Recently, banks and savings-and-loan associations have invested much more heavily in mortgages than usual. Demand for loans is soft because of the slow economy, so the banks have extra deposits that need to be put to work. They have been so eager to invest in mortgages that they have driven up the prices of mortgage securities to the point where Fannie and Freddie consider them overpriced.
Hochstim said he considers staying out of the market a smart strategy because the value of mortgage securities will go down if interest rates continue to rise, as almost everyone expects. Freddie and Fannie are very careful to protect themselves from such potential losses -- more careful than the banks that are bulking up on mortgages, Hochstim and Miller agreed.
It's also a politically savvy move, Miller added. "Both these companies know that by growing their retained portfolio [of mortgage securities] so fast they put big targets on their back," he said. Much of the criticism of Fannie and Freddie comes from rivals in the mortgage investing business who complain that Fannie and Freddie steal their business, using their government charters to unfair advantage.
While Miller thinks that shrinking their holdings also shrinks the size of the political targets, critics who have Fannie and Freddie in their sights don't agree. "I think they're trying to make the best of a short-term situation," said Bert Ely, a frequent critic of the mortgage twins and a consultant for the banking industry.
Ely is also skeptical of Syron's "slow growth" statements. "He's trying to convey this idea that we have had a permanent change in philosophy. I don't buy that for a minute. What he is trying to do is stave off" regulatory reform. Fannie and Freddie say regulatory changes could hurt their ability to invest in mortgages and help the housing market.
Another Syron strategy was floated at a recent retreat for top Freddie Mac executives held away from the company's McLean headquarters, a source who was there reported.
Syron is said to have wondered aloud whether Freddie could quiet criticism by coming up with a way for home buyers to share some of the fortunes of the business with shareholders. One possibility: a mathematical formula that would split profits between shareholders and homeowners once Freddie surpasses the profit margins of comparable privately chartered companies. When Freddie earned more than the 15-percent-a-year return on investment that is typical for financial institutions, the formula would somehow divert part of the excess profits to programs for affordable housing.
Freddie hasn't come up with such a system yet, as far as is known. Analysts and critics of Freddie are dubious about whether it could be done or whether Freddie would want to do it.
But the idea gets at the biggest criticism of Fannie and Freddie -- that they are taking advantage of their government charters to compete unfairly with private companies. The Federal Home Loan Banks, which also were chartered by Congress to provide money for mortgages, already are required to put a part of their profits into affordable housing.
Like Syron's statement that it's not a good idea to keep growing as fast as possible, the acknowledgement that Fannie and Freddie have an obligation to share the success the government gave them is a warning to investors of a more realistic assessment of the prospects for the business.

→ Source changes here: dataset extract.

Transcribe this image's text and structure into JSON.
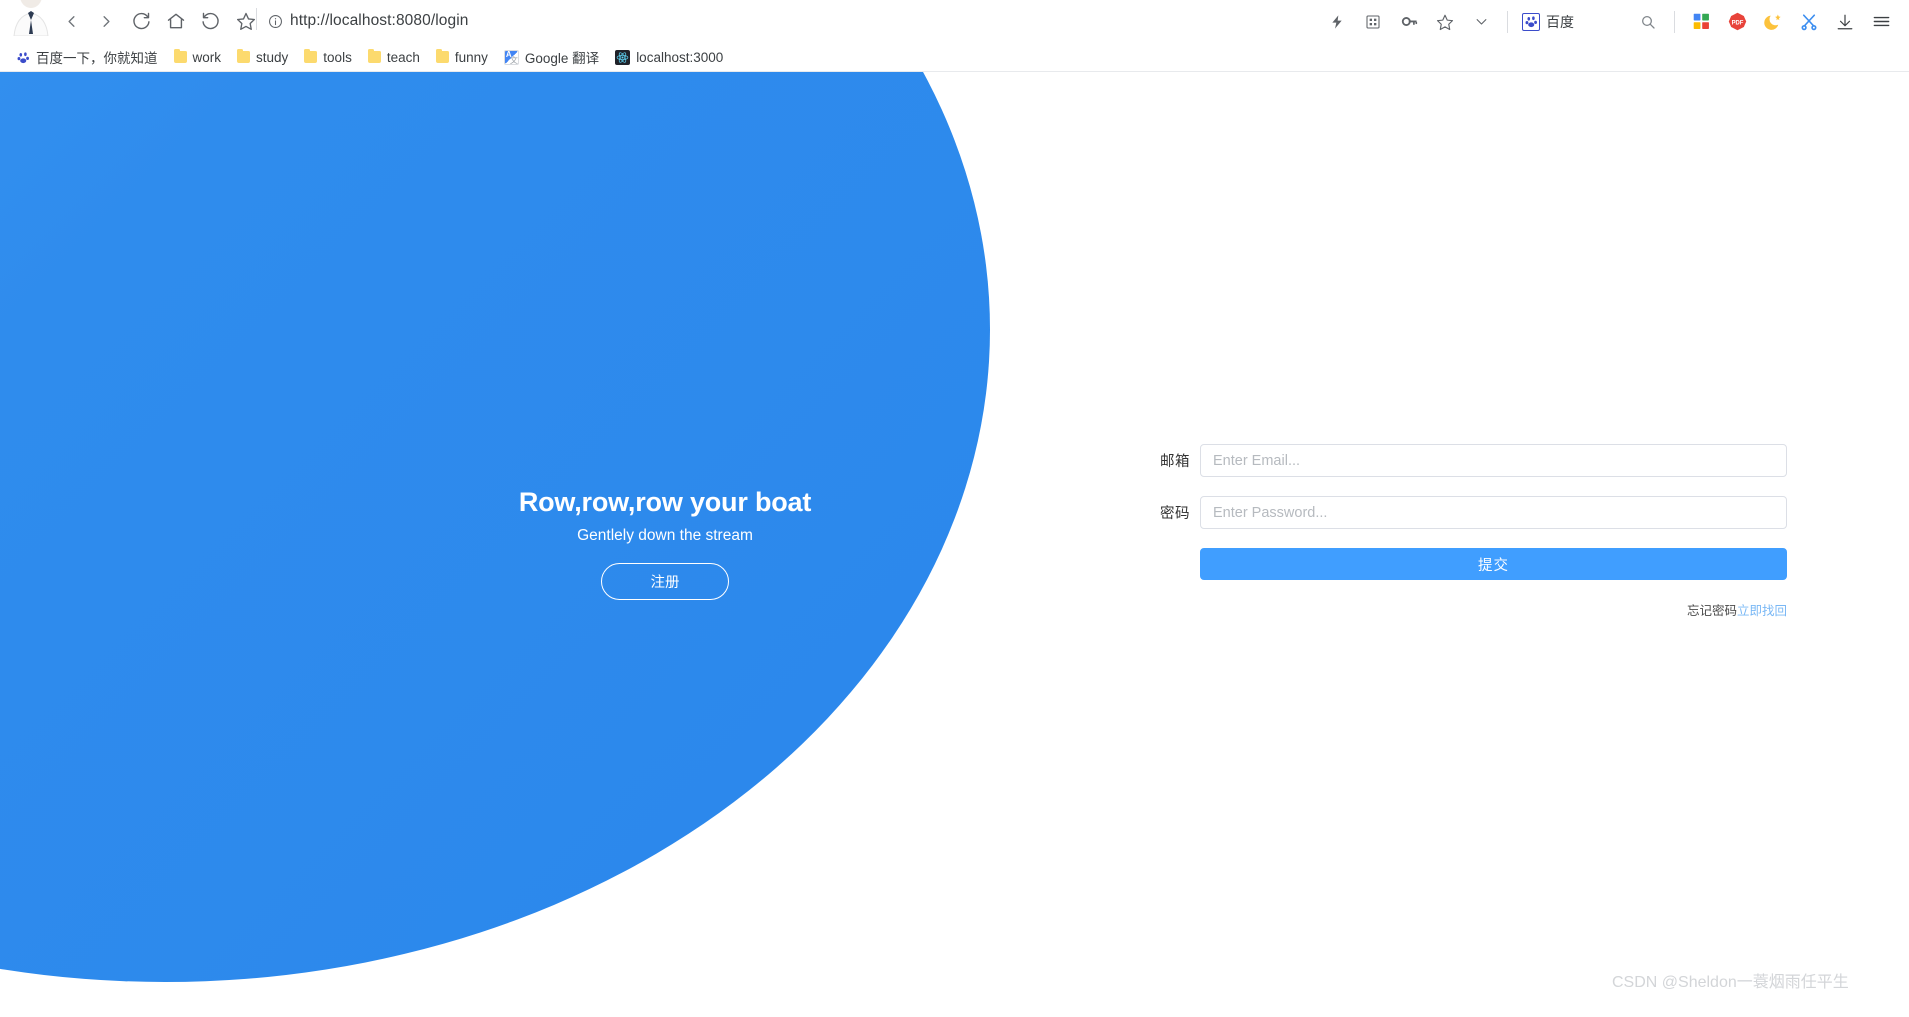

Even if Freddie and Fannie lose their status as perpetual growth stocks, they will remain attractive to Washington investors.
Jerry Knight can be e-mailed at firstname.lastname@example.org